National Center for
4BPZ: Crystal Structure Of Lama_e269s From Zobellia Galactanivorans In Complex With A Trisaccharide Of 1,3-1,4-beta-d-glucan
The beta-glucanase ZgLamA from Zobellia galactanivorans evolved a bent active site adapted for efficient degradation of algal laminarin
J. Biol. Chem. (2014) 289 p.2027-2042

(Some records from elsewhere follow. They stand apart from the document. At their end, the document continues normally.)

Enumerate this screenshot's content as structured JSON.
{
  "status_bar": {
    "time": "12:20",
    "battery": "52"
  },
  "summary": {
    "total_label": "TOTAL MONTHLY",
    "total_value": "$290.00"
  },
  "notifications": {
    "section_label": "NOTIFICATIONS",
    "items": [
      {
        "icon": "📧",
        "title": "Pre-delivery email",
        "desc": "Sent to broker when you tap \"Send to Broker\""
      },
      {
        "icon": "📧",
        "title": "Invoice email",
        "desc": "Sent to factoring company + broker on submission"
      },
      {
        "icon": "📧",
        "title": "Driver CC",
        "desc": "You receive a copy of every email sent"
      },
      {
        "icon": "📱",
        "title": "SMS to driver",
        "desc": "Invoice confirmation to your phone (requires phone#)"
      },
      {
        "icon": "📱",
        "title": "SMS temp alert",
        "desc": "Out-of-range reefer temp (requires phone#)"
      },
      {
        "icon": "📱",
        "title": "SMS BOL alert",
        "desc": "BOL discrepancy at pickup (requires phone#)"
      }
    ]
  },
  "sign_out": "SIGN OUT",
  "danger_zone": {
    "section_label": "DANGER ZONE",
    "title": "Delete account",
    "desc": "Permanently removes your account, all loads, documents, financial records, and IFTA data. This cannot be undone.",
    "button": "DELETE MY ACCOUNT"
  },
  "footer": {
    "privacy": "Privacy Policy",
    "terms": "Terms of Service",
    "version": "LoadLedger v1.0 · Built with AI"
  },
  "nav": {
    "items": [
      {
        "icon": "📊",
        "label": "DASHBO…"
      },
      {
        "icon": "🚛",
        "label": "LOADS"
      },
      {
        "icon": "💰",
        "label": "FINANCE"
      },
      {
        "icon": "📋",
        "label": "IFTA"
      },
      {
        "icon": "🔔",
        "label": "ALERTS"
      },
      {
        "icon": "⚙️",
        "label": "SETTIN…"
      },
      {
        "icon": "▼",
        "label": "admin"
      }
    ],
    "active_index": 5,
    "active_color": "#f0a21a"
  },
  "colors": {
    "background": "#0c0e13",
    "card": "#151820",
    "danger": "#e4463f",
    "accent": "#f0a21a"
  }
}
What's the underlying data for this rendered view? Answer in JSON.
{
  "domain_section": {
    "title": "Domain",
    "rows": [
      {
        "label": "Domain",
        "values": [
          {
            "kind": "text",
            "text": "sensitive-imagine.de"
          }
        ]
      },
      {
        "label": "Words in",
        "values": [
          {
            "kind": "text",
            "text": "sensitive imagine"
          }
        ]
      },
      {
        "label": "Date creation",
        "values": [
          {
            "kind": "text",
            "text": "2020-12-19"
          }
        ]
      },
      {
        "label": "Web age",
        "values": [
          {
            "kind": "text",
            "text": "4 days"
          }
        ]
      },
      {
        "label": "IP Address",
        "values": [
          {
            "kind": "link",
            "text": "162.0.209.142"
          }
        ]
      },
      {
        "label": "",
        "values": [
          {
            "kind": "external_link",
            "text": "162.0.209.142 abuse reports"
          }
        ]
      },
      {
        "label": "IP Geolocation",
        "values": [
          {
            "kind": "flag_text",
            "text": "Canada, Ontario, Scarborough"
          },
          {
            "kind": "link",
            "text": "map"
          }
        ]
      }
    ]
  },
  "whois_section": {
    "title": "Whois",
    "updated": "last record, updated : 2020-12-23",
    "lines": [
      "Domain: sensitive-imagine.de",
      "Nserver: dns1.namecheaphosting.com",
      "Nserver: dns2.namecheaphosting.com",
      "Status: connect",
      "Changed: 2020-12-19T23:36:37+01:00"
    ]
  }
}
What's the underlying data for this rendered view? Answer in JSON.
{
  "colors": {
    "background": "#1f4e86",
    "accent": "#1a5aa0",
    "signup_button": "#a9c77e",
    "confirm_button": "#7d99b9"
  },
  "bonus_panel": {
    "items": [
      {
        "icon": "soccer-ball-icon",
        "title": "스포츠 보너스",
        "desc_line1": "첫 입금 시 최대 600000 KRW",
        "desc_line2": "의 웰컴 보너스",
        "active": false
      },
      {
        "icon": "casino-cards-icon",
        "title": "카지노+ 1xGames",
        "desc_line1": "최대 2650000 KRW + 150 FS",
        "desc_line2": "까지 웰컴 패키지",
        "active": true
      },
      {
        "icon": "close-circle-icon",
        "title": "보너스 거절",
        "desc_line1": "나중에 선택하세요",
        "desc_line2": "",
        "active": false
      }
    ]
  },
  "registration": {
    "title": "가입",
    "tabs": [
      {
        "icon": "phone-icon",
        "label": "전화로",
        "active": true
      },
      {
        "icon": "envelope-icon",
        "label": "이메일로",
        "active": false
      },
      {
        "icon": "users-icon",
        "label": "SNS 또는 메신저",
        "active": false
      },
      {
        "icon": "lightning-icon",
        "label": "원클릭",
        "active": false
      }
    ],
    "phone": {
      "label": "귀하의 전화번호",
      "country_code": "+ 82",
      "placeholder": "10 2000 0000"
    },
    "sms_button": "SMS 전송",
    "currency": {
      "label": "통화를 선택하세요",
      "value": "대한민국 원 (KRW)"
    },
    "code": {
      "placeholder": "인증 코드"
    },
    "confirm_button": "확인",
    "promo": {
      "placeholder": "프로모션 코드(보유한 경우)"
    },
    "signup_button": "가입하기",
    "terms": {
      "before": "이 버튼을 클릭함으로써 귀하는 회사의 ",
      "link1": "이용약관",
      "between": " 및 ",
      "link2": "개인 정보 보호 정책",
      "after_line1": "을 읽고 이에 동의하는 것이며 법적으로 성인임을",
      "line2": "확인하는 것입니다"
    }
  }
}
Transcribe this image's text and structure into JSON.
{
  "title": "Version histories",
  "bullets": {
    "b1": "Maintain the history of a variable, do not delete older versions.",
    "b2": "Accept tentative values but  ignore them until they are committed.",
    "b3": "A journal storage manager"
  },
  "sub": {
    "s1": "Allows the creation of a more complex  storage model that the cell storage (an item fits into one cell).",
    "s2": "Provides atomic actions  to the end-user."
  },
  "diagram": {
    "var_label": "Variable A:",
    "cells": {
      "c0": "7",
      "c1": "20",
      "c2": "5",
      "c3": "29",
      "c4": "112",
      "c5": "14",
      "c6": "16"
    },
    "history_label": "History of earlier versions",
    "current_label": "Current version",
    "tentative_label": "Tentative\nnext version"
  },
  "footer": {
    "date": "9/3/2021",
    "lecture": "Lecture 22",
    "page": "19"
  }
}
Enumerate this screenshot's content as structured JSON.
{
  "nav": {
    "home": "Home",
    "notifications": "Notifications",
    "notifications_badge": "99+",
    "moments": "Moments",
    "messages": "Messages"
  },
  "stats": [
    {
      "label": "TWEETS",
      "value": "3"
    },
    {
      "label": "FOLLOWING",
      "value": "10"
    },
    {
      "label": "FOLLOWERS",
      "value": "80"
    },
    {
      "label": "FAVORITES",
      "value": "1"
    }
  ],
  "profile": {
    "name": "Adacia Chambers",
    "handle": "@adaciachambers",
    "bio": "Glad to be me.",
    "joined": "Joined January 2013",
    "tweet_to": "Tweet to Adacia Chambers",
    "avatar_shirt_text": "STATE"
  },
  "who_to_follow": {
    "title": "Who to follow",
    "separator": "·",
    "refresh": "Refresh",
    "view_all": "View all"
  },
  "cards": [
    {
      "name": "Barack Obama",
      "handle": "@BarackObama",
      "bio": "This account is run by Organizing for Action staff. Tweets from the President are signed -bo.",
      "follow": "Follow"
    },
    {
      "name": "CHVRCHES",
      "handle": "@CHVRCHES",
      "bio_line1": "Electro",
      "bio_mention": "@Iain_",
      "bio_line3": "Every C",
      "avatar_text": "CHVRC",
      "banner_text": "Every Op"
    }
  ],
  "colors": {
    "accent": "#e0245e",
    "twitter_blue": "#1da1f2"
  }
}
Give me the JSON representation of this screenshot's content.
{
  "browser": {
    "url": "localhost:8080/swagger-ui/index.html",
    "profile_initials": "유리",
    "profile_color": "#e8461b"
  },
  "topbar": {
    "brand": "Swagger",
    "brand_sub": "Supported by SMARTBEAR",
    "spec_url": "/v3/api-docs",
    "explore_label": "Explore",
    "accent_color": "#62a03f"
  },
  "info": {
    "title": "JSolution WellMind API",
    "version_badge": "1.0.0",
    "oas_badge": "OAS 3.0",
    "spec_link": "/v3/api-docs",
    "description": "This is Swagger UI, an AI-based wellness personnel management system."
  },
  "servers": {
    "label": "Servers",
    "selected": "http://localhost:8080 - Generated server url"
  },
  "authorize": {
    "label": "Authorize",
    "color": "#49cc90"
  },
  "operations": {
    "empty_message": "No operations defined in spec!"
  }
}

Laminarinase is commonly used to describe beta-1,3-glucanases widespread throughout Archaea, bacteria, and several eukaryotic lineages. Some beta-1,3-glucanases have already been structurally and biochemically characterized, but very few from organisms that are in contact with genuine laminarin, the storage polysaccharide of brown algae. Here we report the heterologous expression and subsequent biochemical and structural characterization of ZgLamAGH16 from Zobellia galactanivorans, the first GH16 laminarinase from a marine bacterium associated with seaweeds. ZgLamAGH16 contains a unique additional loop, compared with other GH16 laminarinases, which is composed of 17 amino acids and gives a bent shape to the active site cleft of the enzyme. This particular topology is perfectly adapted to the U-shaped conformation of laminarin chains in solution and thus explains the predominant specificity of ZgLamAGH16 for this substrate. The three-dimensional structure of the enzyme and two enzyme-substrate complexes, one with laminaritetraose and the other with a trisaccharide of 1,3-1,4-beta-d-glucan, have been determined at 1.5, 1.35, and 1.13 A resolution, respectively. The structural comparison of substrate recognition pattern between these complexes allows the proposition that ZgLamAGH16 likely diverged from an ancestral broad specificity GH16 beta-glucanase and evolved toward a bent active site topology adapted to efficient degradation of algal laminarin.